Minor planets discovered: 8 [1]
8409 Valentaugustus 28 November 1995 list
11602 Miryang 28 September 1995 list
12005 Delgiudice 19 May 1996 list
23612 Ramzel 22 January 1996 list
26906 Rubidia 22 January 1996 list
37687 Chunghikoh 30 August 1995 list
39645 Davelharris 31 August 1995 list
(285178) 1996 OZ 18 July 1996 list

Robert Weber (1926–2008) was an American astronomer and discoverer of minor planets who ran the precursor to the LINEAR project shortly before his retirement in 1996. Data were collected by manually entering telescope pointing positions and requesting an image save. Searching twenty fields was a taxing experience. They did have automatic object detection working, but no starfield matching at that time.[2]

The inner main-belt asteroid 6181 Bobweber, discovered by Eleanor Helin at Palomar Observatory in 1986, was named in his honour on 21 March 2008. (M.P.C. 62353).[2][3]

Career[]

Weber graduated from the MIT Department of Physics in 1959,[4] and was with the MIT Lincoln Laboratory in Lexington for 34 years (1962–1996).[5] He also worked on sounding rockets, and interplanetary particles and fields with the Helios, Voyager, and IMP programmes.

He led the team that developed the prototype for the Air Force GEODSS deep space satellite tracking network (the two LINEAR telescopes are GEODSS assets that were originally destined for Portugal). He is also responsible for the project that led to the development of the CCID16 CCD chip used in the LINEAR cameras, a natural consequence of earlier work in solid state physics.

Discovered minor planets[]

Publications by Robert Weber[]

Confirmation of the following publications can be found at the following websites:

References[]
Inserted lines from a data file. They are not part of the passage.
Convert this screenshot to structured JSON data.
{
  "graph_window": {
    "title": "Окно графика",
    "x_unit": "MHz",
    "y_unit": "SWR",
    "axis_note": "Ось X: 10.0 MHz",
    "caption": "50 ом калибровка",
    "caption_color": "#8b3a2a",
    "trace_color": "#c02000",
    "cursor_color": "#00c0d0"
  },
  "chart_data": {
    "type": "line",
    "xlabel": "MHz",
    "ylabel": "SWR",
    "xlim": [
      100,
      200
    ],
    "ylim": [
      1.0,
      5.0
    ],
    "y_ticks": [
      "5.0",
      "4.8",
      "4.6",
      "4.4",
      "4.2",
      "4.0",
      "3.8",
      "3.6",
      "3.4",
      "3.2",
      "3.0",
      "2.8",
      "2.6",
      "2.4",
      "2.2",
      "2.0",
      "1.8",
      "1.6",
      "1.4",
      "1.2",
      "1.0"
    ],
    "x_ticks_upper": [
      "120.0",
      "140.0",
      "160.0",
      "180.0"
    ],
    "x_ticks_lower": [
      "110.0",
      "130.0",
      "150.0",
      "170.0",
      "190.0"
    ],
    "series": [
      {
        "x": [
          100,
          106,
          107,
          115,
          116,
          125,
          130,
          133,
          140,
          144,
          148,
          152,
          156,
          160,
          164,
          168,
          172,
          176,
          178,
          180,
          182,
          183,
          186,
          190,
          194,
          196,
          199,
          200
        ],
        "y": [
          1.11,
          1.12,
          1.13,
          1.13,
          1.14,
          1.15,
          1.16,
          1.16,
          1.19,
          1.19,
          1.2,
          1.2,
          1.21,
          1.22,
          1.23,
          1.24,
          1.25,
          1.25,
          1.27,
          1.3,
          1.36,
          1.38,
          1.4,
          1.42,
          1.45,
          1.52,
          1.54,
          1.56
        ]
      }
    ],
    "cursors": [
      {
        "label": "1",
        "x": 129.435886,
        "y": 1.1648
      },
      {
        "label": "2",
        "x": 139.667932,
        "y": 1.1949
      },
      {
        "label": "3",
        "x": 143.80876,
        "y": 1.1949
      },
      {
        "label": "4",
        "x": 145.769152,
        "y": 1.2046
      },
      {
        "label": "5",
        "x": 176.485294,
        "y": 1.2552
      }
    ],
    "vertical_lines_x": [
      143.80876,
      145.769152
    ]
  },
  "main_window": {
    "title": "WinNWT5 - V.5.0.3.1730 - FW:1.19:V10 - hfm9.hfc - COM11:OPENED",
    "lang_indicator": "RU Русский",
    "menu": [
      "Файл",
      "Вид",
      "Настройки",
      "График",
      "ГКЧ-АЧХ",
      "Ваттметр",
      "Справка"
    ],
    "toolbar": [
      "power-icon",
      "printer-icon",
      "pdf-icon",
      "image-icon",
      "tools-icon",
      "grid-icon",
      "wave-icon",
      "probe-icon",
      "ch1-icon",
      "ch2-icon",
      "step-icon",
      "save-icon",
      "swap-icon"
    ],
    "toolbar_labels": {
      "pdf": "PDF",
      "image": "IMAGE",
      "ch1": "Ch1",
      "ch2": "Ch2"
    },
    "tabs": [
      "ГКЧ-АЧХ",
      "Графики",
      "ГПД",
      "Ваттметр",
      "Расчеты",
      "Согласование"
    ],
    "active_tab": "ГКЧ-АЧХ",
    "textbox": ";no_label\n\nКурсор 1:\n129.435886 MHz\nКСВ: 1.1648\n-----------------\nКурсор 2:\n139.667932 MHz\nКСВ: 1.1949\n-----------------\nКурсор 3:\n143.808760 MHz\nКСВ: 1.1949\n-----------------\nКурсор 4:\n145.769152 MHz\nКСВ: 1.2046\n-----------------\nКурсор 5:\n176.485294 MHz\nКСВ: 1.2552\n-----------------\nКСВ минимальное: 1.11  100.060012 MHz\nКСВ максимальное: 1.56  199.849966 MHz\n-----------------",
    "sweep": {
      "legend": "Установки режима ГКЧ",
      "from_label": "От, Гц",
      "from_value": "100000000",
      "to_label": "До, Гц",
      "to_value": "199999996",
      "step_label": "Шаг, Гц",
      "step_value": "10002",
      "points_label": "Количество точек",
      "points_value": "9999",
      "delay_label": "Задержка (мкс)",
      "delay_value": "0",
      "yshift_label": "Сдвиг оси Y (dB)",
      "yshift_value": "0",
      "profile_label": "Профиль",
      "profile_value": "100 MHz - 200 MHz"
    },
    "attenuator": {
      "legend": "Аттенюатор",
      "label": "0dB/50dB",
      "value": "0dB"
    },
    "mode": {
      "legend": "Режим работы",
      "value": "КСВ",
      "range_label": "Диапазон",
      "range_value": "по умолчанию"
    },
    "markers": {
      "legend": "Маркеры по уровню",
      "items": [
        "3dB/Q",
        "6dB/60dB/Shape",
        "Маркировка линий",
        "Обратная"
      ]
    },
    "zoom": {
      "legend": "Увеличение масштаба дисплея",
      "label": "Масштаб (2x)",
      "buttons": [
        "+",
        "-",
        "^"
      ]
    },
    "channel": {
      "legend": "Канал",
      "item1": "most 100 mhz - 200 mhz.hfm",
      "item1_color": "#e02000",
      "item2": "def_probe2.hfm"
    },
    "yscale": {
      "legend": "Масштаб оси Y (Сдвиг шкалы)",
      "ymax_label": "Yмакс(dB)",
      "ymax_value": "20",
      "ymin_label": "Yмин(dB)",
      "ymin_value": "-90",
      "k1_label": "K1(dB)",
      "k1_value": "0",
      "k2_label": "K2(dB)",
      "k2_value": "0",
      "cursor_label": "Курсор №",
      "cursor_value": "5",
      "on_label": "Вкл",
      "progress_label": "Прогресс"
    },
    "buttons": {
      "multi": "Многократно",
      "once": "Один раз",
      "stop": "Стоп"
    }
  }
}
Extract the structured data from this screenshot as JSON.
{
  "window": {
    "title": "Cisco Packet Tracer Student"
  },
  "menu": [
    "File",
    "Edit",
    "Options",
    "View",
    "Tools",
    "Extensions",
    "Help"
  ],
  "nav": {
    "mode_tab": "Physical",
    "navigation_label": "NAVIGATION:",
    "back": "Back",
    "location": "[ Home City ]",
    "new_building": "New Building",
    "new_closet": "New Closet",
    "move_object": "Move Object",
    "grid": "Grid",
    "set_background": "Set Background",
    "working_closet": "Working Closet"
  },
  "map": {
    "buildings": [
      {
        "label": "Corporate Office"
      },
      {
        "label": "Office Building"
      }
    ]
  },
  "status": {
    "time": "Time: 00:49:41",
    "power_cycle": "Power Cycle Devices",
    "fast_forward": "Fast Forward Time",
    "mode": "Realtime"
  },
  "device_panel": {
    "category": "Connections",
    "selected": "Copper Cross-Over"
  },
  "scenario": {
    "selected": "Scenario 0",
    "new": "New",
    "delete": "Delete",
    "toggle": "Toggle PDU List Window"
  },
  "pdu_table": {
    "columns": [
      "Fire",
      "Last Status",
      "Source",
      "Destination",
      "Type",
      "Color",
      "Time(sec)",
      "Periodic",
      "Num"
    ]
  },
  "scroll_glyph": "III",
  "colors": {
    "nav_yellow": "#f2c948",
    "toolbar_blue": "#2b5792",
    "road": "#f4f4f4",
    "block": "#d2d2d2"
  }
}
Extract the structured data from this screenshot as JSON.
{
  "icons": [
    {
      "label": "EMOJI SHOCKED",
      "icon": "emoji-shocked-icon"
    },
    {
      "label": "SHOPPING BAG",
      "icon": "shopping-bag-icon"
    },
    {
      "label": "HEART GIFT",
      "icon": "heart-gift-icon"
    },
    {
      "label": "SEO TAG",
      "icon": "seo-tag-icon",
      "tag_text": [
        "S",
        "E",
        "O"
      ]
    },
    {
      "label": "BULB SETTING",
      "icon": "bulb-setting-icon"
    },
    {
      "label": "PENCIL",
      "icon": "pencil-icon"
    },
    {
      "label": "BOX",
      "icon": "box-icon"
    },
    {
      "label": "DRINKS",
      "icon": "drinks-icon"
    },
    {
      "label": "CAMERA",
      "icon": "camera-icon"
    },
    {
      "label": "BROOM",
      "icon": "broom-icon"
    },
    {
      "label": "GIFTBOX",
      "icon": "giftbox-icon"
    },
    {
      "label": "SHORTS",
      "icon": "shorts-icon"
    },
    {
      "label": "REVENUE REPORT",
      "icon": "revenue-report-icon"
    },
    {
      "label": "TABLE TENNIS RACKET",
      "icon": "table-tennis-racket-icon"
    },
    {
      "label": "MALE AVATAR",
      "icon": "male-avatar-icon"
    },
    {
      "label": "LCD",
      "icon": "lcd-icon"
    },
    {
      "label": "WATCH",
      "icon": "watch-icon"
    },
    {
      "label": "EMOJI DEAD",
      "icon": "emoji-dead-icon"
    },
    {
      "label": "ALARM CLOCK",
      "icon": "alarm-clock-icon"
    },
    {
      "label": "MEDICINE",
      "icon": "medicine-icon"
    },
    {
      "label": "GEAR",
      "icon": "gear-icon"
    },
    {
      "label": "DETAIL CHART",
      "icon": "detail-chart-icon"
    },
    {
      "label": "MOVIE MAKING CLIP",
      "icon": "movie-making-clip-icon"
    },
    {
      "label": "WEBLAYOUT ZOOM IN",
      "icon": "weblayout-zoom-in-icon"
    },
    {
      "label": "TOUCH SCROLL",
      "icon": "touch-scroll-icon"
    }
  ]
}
  1. ^ "Minor Planet Discoverers (by number)". Minor Planet Center. 4 September 2016. Retrieved 26 September 2016.
  2. ^ a b "6181 Bobweber (1986 RW)". Minor Planet Center. Retrieved 26 September 2016.
  3. ^ "MPC/MPO/MPS Archive". Minor Planet Center. Retrieved 26 September 2016.
  4. ^ "404 error: File not found" (PDF).
  5. ^ "MIT's record-size retirement 'Class of 1996'".
  6. ^ "JPL Small-Body Database Browser: 8409 Valentaugustus (1995 WB43)" (2016-05-30 last obs.). Jet Propulsion Laboratory. Retrieved 26 September 2016.
  7. ^ "JPL Small-Body Database Browser: 11602 Miryang (1995 ST54)" (2016-06-13 last obs.). Jet Propulsion Laboratory. Retrieved 26 September 2016.
  8. ^ "JPL Small-Body Database Browser: 12005 Delgiudice (1996 KA3)" (2015-12-14 last obs.). Jet Propulsion Laboratory. Retrieved 26 September 2016.
  9. ^ "JPL Small-Body Database Browser: 23612 Ramzel (1996 BJ4)" (2015-07-17 last obs.). Jet Propulsion Laboratory. Retrieved 26 September 2016.
  10. ^ "JPL Small-Body Database Browser: 26906 Rubidia (1996 BH4)" (2016-03-19 last obs.). Jet Propulsion Laboratory. Retrieved 26 September 2016.
  11. ^ "JPL Small-Body Database Browser: 37687 Chunghikoh (1995 QB10)" (2016-08-11 last obs.). Jet Propulsion Laboratory. Retrieved 26 September 2016.
  12. ^ "JPL Small-Body Database Browser: 39645 Davelharris (1995 QC10)" (2016-01-13 last obs.). Jet Propulsion Laboratory. Retrieved 26 September 2016.